Assign1: Transcription Factor Binding via MLP
Due Date: Feb 1, before midnight (EST 11:59:59PM)
Transcription Factors (TFs) are proteins that bind to the DNA and help regulate gene transcription. The TFs have to recognize some "motif" on the DNA upstream from the gene, and DNA accessibility also plays a role.
In this assignment you'll modify write an MLP model the predict whether a segments of the human chromosome 22 (Chr22) contain the binding sites for the JUND TF. You can modify the mlp notebook I shared with you to work on this problem. You need to have at least one hidden layer. You have to compute a weighted loss, and include accessibility information in your model, as described below.
The data comprises 101 length segments from Chr22, with each position a one-hot vector denoting one of the four bases (A, C, G, T). Thus, each element of the input is 2d with size $101 \times 4$. Each such element has a target label $0$ or $1$, indicating whether the TF binds to that segment or not. The data also includes a weight per input element, since there are only a few binding sites (0.42%), so that you'd obtain an accuracy of 99.58% just by predicting there are no binding sites. This means you have to use the weights to discount the losses for label $0$ and enhance the losses for label $1$ items. Finally, there is an array of values, one per input element, that also indicates the chromosome accessibility for that segment.
The data is split into training, validation and testing sets. Each set contains the following files:
- shard-0-X.joblib: the set of 101 x 4 input elements
- shard-0-y.joblib: the true labels: 0 or 1
- shard-0-w.joblib: weight per input element
- shard-0-a.joblib: accessibility value per input element
You can read these files by using joblib.load function, which will populate a numpy array. For example
X = joblib.load('shard-0-X.joblib')
will results in a numpy array X, which you can then convert to torch tensor, and so on.
You can download the data as TF_data.zip. Unzip it to create the train, valid, test directories.
First, you must write a dataset class that can load the data from the different directories (train_dataset, valid_dataset, test_dataset). Your class will have the following structure:
from torch.utils.data import Dataset class JUND_Dataset(Dataset): def __init__(self, data_dir): '''load X, y, w, a from data_dir''' super(JUND_Dataset, self).__init__() # load X, y, w, a from given data_dir # convert them into torch tensors def __len__(self): '''return len of dataset''' def __getitem__(self, idx): '''return X, y, w, and a values at index idx'''
Once you have created the dataset class it can be passed to the DataLoader class to get batches like we did for MNIST.
For the MLP model, the only difference is that the 2d input ($101\times 4$) will have to be flattened into 404d vector. Then pass it to the hidden layer, and apply relu activation. You can also try to add in a dropout layer at this point. However, before feeding the output of the hidden layer to the output layer, you must concatenate the accessibility value. So if you are using hidden dimension of 128, then after concatenating the accessibility value, it will become a 129d vector, which should be fed to the final output layer of size 1, since we have a binary class/label.

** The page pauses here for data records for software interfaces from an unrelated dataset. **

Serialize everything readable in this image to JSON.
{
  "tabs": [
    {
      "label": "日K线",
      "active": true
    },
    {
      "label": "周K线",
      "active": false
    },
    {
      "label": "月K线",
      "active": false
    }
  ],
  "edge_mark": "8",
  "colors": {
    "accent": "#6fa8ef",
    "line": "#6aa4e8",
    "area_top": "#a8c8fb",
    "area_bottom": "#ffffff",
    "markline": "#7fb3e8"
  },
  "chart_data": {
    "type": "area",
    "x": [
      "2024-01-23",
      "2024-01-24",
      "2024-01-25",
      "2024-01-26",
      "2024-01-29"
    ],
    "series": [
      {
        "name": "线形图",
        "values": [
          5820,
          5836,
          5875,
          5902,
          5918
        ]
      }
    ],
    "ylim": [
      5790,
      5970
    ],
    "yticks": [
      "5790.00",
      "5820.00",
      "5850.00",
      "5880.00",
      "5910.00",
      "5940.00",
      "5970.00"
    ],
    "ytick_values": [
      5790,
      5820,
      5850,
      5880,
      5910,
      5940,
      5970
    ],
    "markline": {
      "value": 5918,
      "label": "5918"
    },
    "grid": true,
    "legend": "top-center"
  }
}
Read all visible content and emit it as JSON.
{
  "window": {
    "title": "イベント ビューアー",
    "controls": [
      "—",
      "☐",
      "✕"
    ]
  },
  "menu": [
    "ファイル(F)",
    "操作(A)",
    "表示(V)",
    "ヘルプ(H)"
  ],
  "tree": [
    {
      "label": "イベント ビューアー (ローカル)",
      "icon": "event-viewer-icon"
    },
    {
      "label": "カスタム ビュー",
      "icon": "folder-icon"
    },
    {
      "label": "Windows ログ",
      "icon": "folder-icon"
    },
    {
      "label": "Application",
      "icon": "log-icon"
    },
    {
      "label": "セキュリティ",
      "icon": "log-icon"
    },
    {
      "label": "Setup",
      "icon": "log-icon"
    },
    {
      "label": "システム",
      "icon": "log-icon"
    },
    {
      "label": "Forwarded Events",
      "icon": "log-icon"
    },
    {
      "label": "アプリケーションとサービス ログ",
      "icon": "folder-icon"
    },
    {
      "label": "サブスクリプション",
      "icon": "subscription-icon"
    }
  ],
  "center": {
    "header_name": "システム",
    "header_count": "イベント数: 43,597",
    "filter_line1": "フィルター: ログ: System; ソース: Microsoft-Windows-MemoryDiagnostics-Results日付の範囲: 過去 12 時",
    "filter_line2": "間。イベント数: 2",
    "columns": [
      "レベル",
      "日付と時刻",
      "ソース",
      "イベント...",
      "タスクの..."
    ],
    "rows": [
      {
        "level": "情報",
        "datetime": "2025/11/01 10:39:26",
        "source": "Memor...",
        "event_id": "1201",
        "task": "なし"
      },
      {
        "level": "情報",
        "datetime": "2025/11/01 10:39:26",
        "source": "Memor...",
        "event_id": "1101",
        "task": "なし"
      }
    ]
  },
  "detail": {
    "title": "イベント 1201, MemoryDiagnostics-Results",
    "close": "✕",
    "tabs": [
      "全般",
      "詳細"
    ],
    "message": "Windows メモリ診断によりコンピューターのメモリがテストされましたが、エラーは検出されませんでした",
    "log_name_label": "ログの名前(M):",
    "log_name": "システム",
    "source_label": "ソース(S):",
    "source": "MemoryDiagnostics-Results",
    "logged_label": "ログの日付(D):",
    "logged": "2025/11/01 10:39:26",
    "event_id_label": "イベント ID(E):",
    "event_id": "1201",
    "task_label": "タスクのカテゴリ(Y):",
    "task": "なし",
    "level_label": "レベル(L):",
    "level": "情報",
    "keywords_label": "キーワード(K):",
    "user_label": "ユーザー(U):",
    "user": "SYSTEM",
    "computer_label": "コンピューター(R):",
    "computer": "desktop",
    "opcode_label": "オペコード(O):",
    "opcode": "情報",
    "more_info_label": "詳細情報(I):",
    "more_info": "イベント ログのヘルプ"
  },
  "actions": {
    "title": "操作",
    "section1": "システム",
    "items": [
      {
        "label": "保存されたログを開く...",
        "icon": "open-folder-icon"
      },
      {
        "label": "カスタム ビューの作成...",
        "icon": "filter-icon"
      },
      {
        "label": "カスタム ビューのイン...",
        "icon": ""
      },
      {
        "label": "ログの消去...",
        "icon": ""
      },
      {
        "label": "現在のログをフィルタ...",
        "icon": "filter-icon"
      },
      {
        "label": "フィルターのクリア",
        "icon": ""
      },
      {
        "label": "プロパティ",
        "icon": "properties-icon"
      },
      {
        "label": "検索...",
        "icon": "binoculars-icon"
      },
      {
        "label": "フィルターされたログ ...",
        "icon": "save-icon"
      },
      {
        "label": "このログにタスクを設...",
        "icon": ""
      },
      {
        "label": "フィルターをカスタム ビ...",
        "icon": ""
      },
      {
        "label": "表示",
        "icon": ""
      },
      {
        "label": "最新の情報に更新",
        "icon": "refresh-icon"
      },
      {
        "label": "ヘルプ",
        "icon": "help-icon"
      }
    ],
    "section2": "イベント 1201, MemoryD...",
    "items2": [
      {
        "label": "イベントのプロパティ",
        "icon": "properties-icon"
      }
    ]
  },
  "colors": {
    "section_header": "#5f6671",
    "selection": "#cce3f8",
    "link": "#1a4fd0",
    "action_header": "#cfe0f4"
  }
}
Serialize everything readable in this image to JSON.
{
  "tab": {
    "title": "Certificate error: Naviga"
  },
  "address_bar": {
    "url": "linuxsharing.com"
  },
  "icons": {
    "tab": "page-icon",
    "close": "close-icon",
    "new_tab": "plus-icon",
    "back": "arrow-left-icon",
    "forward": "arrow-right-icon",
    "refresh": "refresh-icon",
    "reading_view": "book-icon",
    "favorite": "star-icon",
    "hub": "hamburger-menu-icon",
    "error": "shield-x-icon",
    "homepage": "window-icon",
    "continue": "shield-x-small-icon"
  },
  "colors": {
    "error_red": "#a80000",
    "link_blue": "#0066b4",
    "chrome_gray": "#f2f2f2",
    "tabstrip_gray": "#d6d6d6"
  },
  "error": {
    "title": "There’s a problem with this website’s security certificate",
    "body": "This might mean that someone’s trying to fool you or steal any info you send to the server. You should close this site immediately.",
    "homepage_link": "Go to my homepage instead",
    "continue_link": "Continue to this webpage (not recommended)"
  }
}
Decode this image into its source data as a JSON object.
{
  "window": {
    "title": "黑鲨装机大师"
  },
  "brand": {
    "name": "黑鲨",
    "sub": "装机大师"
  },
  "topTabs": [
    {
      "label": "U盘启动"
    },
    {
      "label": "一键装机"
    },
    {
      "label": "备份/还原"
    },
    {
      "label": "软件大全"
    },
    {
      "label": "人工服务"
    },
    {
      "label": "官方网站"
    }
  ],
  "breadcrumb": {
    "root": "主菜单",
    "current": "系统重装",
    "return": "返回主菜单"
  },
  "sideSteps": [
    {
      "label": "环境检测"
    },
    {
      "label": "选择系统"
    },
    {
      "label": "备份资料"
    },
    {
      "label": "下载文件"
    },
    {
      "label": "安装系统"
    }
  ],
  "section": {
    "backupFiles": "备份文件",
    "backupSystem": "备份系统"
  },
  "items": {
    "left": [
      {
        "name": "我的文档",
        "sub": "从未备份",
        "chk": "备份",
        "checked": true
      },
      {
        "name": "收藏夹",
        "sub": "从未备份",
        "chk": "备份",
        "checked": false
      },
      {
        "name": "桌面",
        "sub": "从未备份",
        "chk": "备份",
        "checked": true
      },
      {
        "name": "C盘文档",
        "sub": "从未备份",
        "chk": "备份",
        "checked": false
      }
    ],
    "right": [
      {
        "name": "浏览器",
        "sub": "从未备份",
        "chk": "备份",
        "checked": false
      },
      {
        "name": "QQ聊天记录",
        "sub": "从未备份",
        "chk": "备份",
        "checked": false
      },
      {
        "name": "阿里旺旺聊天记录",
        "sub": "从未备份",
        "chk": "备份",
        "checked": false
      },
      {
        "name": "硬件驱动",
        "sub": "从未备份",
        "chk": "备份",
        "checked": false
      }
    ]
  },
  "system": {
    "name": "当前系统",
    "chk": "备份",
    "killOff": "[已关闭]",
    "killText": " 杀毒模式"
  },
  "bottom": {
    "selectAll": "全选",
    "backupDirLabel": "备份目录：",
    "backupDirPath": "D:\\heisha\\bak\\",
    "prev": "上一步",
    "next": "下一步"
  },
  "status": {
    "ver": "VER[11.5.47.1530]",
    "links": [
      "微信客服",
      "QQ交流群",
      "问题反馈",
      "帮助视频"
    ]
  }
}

The only other issue is the loss function. You should use binary_cross_entropy_with_logits with weight set to the weights per input element. Check out the documentation for details.
You need to train the model on the training data, and use the validation data to select how many epochs you want to use and to choose the hidden dimension. Use the weighted prediction accuracy as the evaluation metric. That is, sum of the weights of the correct predictions divided by the total weight across all the input elements. Finally, report the weighted accuracy on the test data.
What to submit
- Upload your jupyter notebook on submitty
- The notebook must have output values for the final test accuracy.
- Do not submit the data file or directories.